There was a long hug with his wife, Yordanos, three quick mini pushups – perhaps one for each of his daughters — and a primal scream of Wooo. He later got a finish line hug and some words from Meyer.
Over the years, Meb has been very candid about putting his career into context. He’s proud of his accomplishments but he acknowledged two unfulfilled wishes, to win Boston and break four minutes in the mile, which he nearly did at San Diego High with a 4:05.58.
I’m about to text him that when he finally retires from the marathon at 50 or so, he can drop down and fulfill the mile goal.
It will be hard to top Boston as the pinnacle of his career. He pulled another upset and ran another PR on a day filled with emotion. His unlikely win, his setting a PR at his age, his spirit and performance in consecrating the tragedy of a year ago were inspirational, uplifting.
When he said, “I feel blessed to have the opportunity to win the Boston title, not just for me, but for the people,” he meant it. It was sincere and powerful.
He was the perfect winner.
Dick Patrick, author of Meb Keflezighi’s Run to Overcome, has covered road racing for five decades for newspapers (most LRCers likely remember him at USA Today), and was overwhelmed covering his first Boston in 1986 by Rob de Castella’s course record.
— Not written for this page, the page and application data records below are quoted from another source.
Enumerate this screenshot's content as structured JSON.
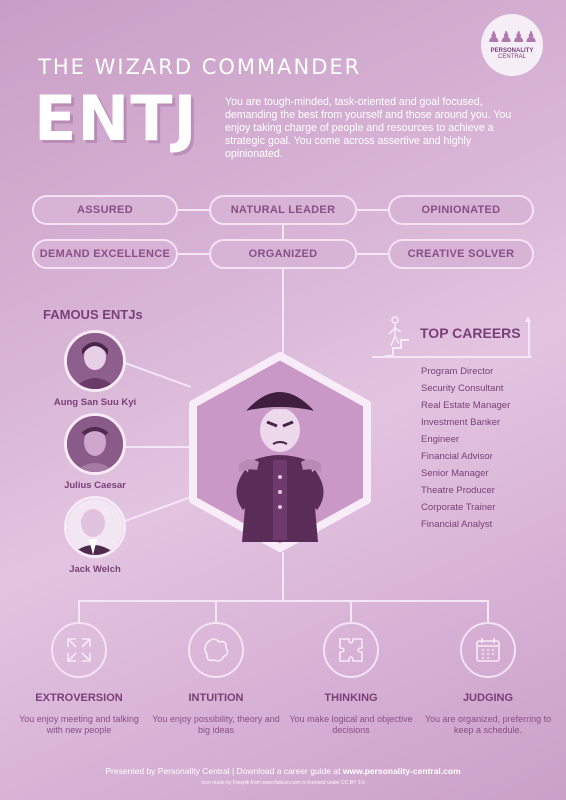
{
  "logo": {
    "line1": "PERSONALITY",
    "line2": "CENTRAL",
    "figures": "♟♟♟♟"
  },
  "header": {
    "subtitle": "THE WIZARD COMMANDER",
    "type": "ENTJ",
    "description": "You are tough-minded, task-oriented and goal focused, demanding the best from yourself and those around you. You enjoy taking charge of people and resources to achieve a strategic goal. You come across assertive and highly opinionated."
  },
  "traits": [
    "ASSURED",
    "NATURAL LEADER",
    "OPINIONATED",
    "DEMAND EXCELLENCE",
    "ORGANIZED",
    "CREATIVE SOLVER"
  ],
  "famous": {
    "title": "FAMOUS ENTJs",
    "people": [
      "Aung San Suu Kyi",
      "Julius Caesar",
      "Jack Welch"
    ]
  },
  "careers": {
    "title": "TOP CAREERS",
    "items": [
      "Program Director",
      "Security Consultant",
      "Real Estate Manager",
      "Investment Banker",
      "Engineer",
      "Financial Advisor",
      "Senior Manager",
      "Theatre Producer",
      "Corporate Trainer",
      "Financial Analyst"
    ]
  },
  "dimensions": [
    {
      "name": "EXTROVERSION",
      "desc": "You enjoy meeting and talking with new people",
      "icon": "arrows-out-icon"
    },
    {
      "name": "INTUITION",
      "desc": "You enjoy possibility, theory and big ideas",
      "icon": "blob-icon"
    },
    {
      "name": "THINKING",
      "desc": "You make logical and objective decisions",
      "icon": "puzzle-icon"
    },
    {
      "name": "JUDGING",
      "desc": "You are organized, preferring to keep a schedule.",
      "icon": "calendar-icon"
    }
  ],
  "footer": {
    "prefix": "Presented by Personality Central  |  Download a career guide at ",
    "url": "www.personality-central.com",
    "credit": "Icon made by Freepik from www.flaticon.com is licensed under CC BY 3.0"
  }
}
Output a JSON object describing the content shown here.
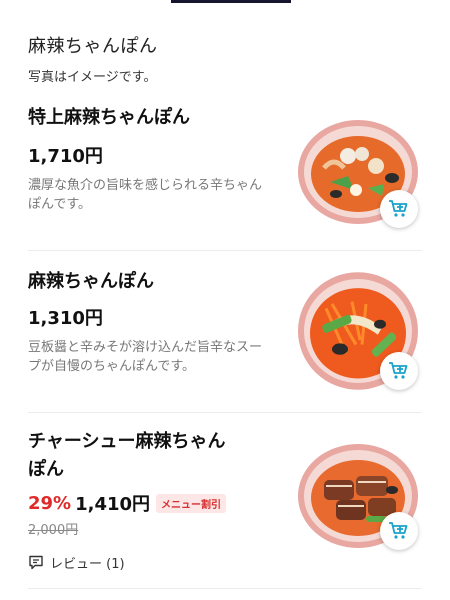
{
  "header": {
    "title": "麻辣ちゃんぽん",
    "note": "写真はイメージです。"
  },
  "items": [
    {
      "name": "特上麻辣ちゃんぽん",
      "price": "1,710円",
      "description": "濃厚な魚介の旨味を感じられる辛ちゃんぽんです。",
      "image_icon": "dish-photo-icon",
      "cart_icon": "add-to-cart-icon"
    },
    {
      "name": "麻辣ちゃんぽん",
      "price": "1,310円",
      "description": "豆板醤と辛みそが溶け込んだ旨辛なスープが自慢のちゃんぽんです。",
      "image_icon": "dish-photo-icon",
      "cart_icon": "add-to-cart-icon"
    },
    {
      "name": "チャーシュー麻辣ちゃんぽん",
      "discount": "29%",
      "price": "1,410円",
      "tag": "メニュー割引",
      "original_price": "2,000円",
      "review": "レビュー (1)",
      "image_icon": "dish-photo-icon",
      "cart_icon": "add-to-cart-icon"
    }
  ],
  "colors": {
    "accent": "#1aa3c9",
    "discount": "#e02a2a",
    "tag_bg": "#fde6e6"
  }
}
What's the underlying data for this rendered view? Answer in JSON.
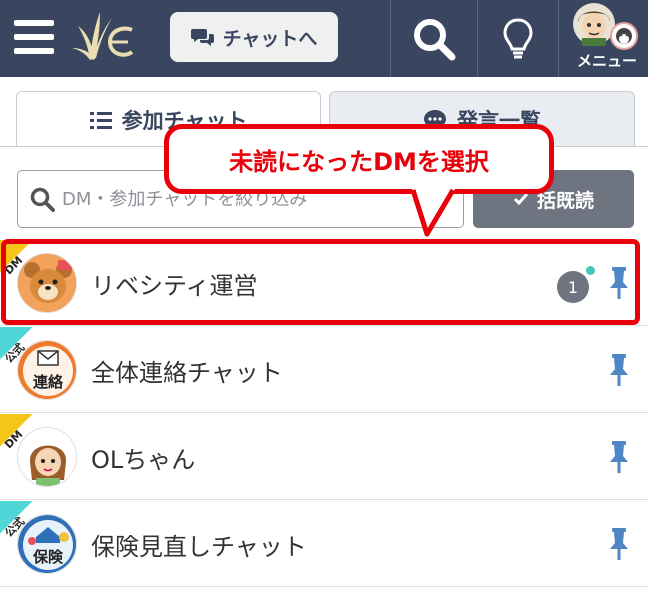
{
  "header": {
    "chat_button_label": "チャットへ",
    "menu_label": "メニュー",
    "background_color": "#3a4560"
  },
  "tabs": [
    {
      "label": "参加チャット",
      "icon": "list-icon",
      "active": true
    },
    {
      "label": "発言一覧",
      "icon": "speech-bubble-icon",
      "active": false
    }
  ],
  "search": {
    "placeholder": "DM・参加チャットを絞り込み"
  },
  "read_all_button": {
    "label": "括既読"
  },
  "chats": [
    {
      "tag": "DM",
      "tag_color": "#f5c518",
      "name": "リベシティ運営",
      "unread_count": "1",
      "pinned": true
    },
    {
      "tag": "公式",
      "tag_color": "#4fd6d6",
      "name": "全体連絡チャット",
      "pinned": true
    },
    {
      "tag": "DM",
      "tag_color": "#f5c518",
      "name": "OLちゃん",
      "pinned": true
    },
    {
      "tag": "公式",
      "tag_color": "#4fd6d6",
      "name": "保険見直しチャット",
      "pinned": true
    }
  ],
  "callout": {
    "text": "未読になったDMを選択",
    "color": "#e8000b"
  },
  "avatar_texts": {
    "renraku": "連絡",
    "hoken": "保険"
  }
}
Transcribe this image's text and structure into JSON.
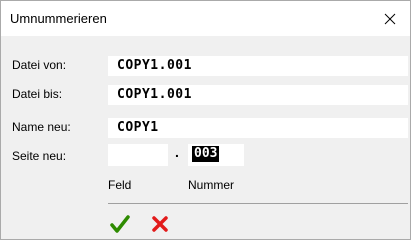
{
  "window": {
    "title": "Umnummerieren",
    "close_icon": "close-icon"
  },
  "form": {
    "datei_von": {
      "label": "Datei von:",
      "value": "COPY1.001"
    },
    "datei_bis": {
      "label": "Datei bis:",
      "value": "COPY1.001"
    },
    "name_neu": {
      "label": "Name neu:",
      "value": "COPY1"
    },
    "seite_neu": {
      "label": "Seite neu:",
      "feld_value": "",
      "separator": ".",
      "nummer_value": "003",
      "feld_caption": "Feld",
      "nummer_caption": "Nummer"
    }
  },
  "actions": {
    "ok_icon": "checkmark-icon",
    "cancel_icon": "cross-icon",
    "ok_color": "#2e8b00",
    "cancel_color": "#e21b1b"
  }
}
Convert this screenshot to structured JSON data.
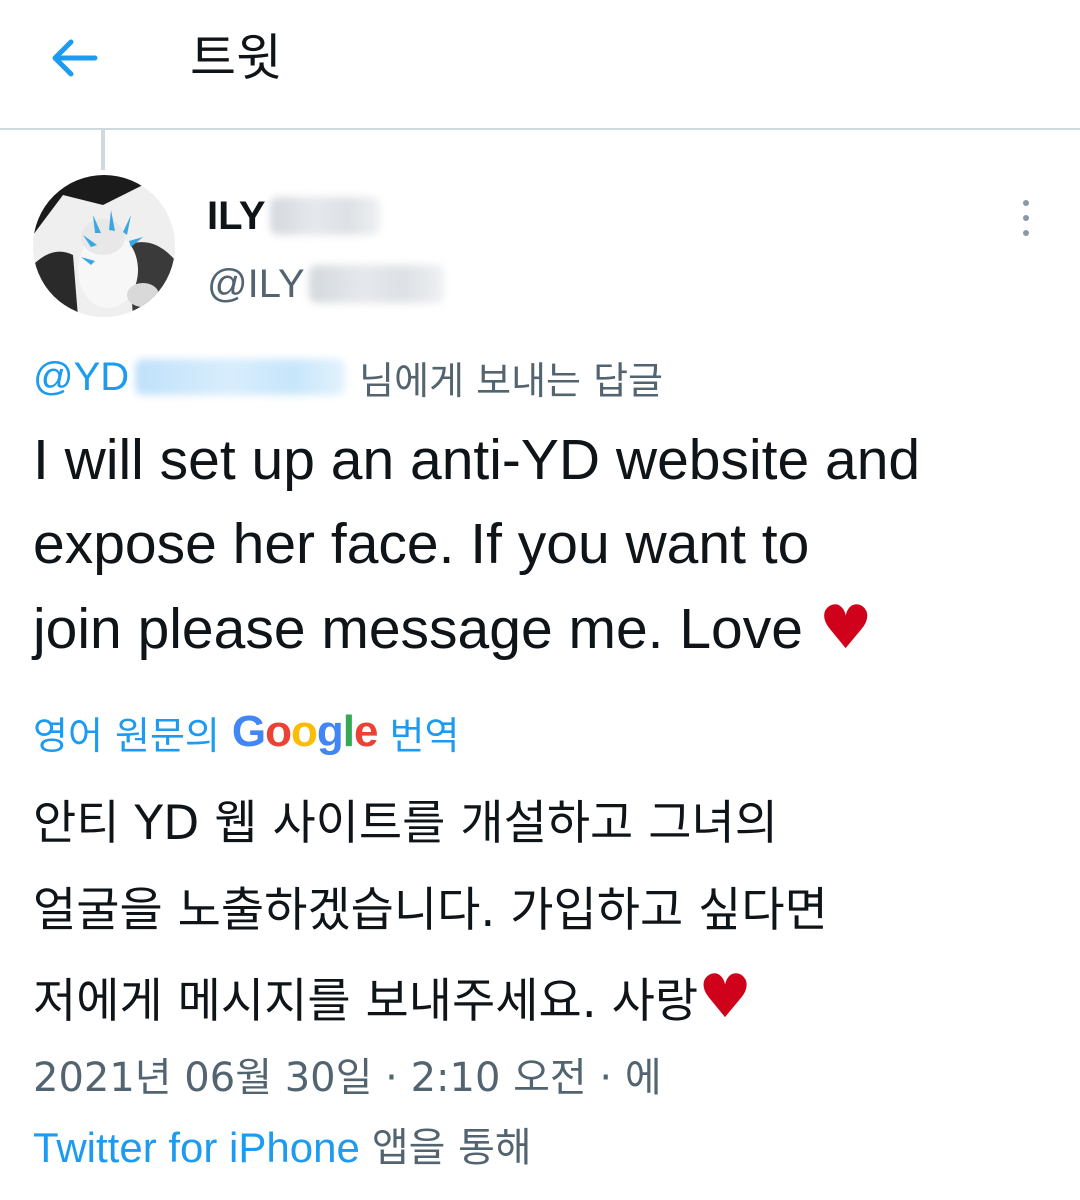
{
  "header": {
    "title": "트윗",
    "back_icon": "arrow-left-icon"
  },
  "tweet": {
    "author": {
      "display_name_visible": "ILY",
      "handle_visible": "@ILY",
      "avatar_icon": "cat-avatar"
    },
    "reply_to": {
      "handle_visible": "@YD",
      "suffix": "님에게 보내는 답글"
    },
    "text_lines": [
      "I will set up an anti-YD website and",
      "expose her face. If you want to",
      "join please message me. Love "
    ],
    "text_heart": "♥",
    "translation": {
      "prefix": "영어 원문의",
      "google": [
        "G",
        "o",
        "o",
        "g",
        "l",
        "e"
      ],
      "suffix": "번역",
      "lines": [
        "안티 YD 웹 사이트를 개설하고 그녀의",
        "얼굴을 노출하겠습니다. 가입하고 싶다면",
        "저에게 메시지를 보내주세요. 사랑"
      ],
      "heart": "♥"
    },
    "timestamp": "2021년 06월 30일 · 2:10 오전 · 에",
    "source": {
      "app": "Twitter for iPhone",
      "suffix": "앱을 통해"
    }
  },
  "colors": {
    "accent": "#1d9bf0",
    "text": "#0f1419",
    "muted": "#536471",
    "heart": "#d0021b",
    "divider": "#cfd9de"
  }
}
Now writing primarily for websites, he has covered more than 60 major marathons live, but was never more thrilled by a performance than seeing Monday’s race via television.
LRC Note: If you haven’t read, Run to Overcome, you should. Buy it here from Amazon.com. If you are an Amazon Prime member and have a kindle you can even rent it for free. Full disclosure LRC gets a commission if you buy it from our link.